◆ Collection entries
——————
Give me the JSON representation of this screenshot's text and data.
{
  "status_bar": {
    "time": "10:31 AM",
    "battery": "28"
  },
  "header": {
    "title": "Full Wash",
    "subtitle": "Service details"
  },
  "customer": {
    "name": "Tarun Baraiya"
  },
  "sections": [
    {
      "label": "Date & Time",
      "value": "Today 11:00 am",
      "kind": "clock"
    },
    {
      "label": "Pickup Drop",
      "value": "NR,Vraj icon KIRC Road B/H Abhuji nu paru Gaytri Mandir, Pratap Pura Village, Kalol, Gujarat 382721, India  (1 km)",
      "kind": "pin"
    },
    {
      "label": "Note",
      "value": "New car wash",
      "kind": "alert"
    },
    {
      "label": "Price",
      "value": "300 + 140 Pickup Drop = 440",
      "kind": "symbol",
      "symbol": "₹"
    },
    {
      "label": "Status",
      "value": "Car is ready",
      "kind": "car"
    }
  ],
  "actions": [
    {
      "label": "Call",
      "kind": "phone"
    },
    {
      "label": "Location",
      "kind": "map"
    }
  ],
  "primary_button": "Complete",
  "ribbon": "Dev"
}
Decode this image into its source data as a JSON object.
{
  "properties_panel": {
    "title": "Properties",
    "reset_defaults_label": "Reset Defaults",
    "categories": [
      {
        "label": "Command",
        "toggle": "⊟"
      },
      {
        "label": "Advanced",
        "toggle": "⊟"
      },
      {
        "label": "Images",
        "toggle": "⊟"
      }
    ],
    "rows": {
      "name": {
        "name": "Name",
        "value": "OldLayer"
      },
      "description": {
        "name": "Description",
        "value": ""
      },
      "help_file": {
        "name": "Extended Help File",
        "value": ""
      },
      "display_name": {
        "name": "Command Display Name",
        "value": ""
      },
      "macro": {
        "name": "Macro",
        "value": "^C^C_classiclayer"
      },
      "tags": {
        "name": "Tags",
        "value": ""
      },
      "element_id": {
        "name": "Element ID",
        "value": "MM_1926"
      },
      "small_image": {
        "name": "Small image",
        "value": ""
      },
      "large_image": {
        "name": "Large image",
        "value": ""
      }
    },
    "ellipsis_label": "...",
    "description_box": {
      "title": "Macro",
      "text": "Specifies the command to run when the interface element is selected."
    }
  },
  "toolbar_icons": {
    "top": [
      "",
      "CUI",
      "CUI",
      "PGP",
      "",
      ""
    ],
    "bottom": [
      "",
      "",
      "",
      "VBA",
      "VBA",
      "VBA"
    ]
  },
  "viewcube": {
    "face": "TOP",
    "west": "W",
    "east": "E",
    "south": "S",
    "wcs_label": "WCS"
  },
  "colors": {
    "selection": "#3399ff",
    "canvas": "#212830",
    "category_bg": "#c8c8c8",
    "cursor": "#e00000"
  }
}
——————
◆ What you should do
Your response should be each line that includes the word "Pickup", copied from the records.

◆ Exercise result
      "label": "Pickup Drop",
      "value": "300 + 140 Pickup Drop = 440",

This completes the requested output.